* **ASSIGNED TASK**
If a line in the records below holds the word "content", copy it.

====== DATA FOR THE TASK ======

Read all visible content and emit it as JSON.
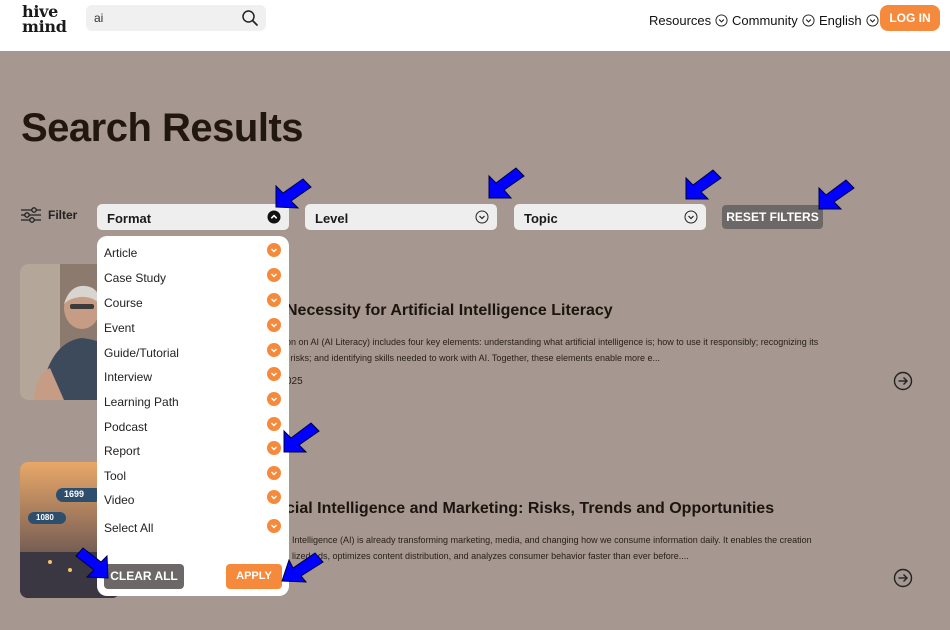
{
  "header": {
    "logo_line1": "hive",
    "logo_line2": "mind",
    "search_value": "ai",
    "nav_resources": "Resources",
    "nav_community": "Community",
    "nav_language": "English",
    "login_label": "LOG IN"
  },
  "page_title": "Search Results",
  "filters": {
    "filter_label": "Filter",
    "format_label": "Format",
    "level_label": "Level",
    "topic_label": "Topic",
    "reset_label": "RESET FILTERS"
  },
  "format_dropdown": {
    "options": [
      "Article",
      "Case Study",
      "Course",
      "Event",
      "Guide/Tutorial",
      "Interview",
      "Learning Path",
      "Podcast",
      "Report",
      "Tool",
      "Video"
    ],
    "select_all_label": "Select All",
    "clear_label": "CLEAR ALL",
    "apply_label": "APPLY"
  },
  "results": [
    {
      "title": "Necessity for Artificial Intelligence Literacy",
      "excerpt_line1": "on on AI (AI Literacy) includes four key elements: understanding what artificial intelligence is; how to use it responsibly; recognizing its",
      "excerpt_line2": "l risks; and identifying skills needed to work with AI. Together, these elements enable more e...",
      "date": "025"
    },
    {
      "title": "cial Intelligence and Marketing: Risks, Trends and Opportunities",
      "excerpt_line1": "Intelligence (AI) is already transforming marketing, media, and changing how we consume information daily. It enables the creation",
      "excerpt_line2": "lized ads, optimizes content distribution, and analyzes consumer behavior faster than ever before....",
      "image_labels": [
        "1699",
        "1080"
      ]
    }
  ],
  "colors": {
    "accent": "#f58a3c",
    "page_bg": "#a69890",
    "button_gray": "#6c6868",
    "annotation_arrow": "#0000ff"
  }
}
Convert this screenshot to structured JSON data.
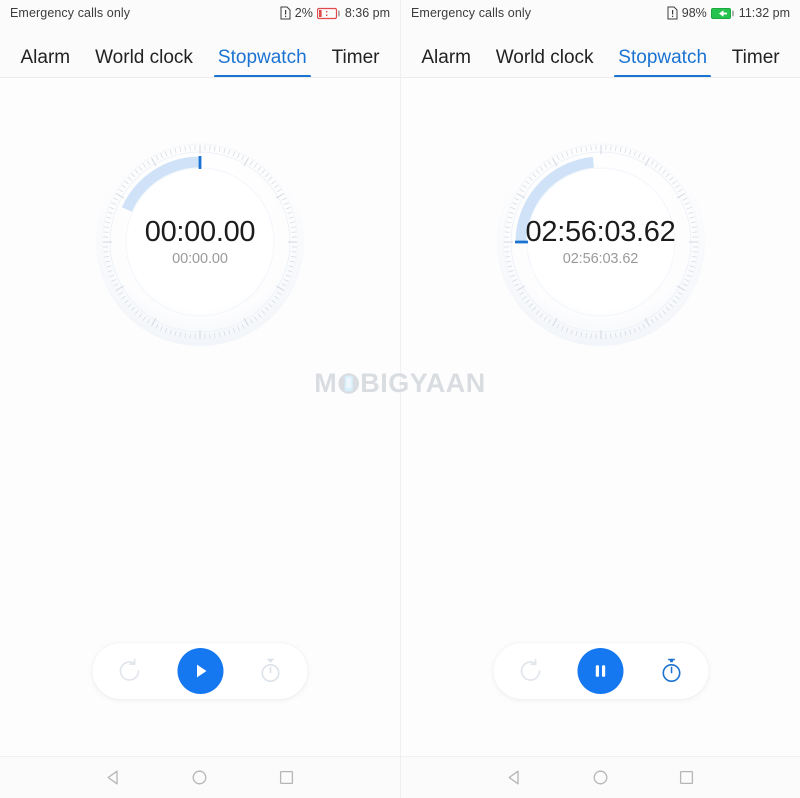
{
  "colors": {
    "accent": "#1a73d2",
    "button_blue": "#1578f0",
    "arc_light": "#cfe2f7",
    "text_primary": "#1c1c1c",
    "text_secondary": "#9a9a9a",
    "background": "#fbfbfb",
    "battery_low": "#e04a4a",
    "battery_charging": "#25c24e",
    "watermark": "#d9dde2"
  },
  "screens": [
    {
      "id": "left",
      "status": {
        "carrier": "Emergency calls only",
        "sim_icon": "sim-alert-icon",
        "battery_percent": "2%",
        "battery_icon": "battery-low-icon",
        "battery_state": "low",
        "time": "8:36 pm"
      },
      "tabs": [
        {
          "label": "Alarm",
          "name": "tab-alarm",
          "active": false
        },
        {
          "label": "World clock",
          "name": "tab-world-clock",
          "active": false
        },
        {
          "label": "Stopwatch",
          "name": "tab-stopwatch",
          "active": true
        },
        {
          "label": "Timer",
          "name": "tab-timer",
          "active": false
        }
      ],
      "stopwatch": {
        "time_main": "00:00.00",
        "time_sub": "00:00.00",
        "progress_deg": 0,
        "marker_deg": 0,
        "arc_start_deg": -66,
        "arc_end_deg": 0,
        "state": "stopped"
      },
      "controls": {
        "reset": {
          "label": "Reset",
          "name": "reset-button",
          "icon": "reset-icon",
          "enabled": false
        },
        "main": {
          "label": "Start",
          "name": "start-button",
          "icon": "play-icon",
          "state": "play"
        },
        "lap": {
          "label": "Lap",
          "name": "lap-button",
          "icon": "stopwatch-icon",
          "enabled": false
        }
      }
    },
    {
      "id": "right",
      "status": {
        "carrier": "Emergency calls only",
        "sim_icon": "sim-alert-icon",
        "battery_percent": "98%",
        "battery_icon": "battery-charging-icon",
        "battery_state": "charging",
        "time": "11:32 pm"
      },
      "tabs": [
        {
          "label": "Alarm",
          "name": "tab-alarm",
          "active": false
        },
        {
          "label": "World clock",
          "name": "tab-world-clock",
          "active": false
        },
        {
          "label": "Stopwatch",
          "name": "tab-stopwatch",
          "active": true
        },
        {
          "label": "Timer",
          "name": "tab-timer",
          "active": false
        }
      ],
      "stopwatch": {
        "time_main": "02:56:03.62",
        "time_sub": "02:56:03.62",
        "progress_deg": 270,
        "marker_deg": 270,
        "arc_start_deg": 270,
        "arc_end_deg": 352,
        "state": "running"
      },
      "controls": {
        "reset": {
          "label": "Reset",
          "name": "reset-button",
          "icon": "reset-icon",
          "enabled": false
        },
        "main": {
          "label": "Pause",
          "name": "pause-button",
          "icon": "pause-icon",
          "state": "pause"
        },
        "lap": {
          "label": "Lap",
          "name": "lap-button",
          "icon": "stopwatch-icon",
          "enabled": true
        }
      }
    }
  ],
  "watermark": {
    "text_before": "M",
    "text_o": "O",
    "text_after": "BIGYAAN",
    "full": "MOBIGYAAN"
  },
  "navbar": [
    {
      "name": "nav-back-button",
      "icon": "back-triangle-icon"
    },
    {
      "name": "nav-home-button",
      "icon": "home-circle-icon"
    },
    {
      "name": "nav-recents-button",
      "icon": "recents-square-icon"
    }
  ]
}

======
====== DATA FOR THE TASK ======

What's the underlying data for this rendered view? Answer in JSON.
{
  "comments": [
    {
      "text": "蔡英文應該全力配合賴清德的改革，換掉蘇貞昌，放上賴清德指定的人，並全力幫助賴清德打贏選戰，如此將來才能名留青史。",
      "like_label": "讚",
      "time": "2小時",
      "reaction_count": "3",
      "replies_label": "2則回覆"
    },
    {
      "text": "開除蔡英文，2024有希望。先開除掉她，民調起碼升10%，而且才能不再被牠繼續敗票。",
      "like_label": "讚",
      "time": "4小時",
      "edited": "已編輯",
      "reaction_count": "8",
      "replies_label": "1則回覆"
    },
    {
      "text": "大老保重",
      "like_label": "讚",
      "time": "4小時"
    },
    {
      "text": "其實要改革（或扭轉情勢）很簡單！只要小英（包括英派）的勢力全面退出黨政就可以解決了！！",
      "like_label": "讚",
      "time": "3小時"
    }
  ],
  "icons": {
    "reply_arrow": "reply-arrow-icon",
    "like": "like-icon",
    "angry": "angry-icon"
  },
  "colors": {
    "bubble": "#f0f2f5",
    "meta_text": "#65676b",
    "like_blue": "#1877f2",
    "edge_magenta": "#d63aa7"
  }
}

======

* **TASK SOLUTION**
Read all visible content and emit it as JSON.
      "excerpt_line2": "lized ads, optimizes content distribution, and analyzes consumer behavior faster than ever before....",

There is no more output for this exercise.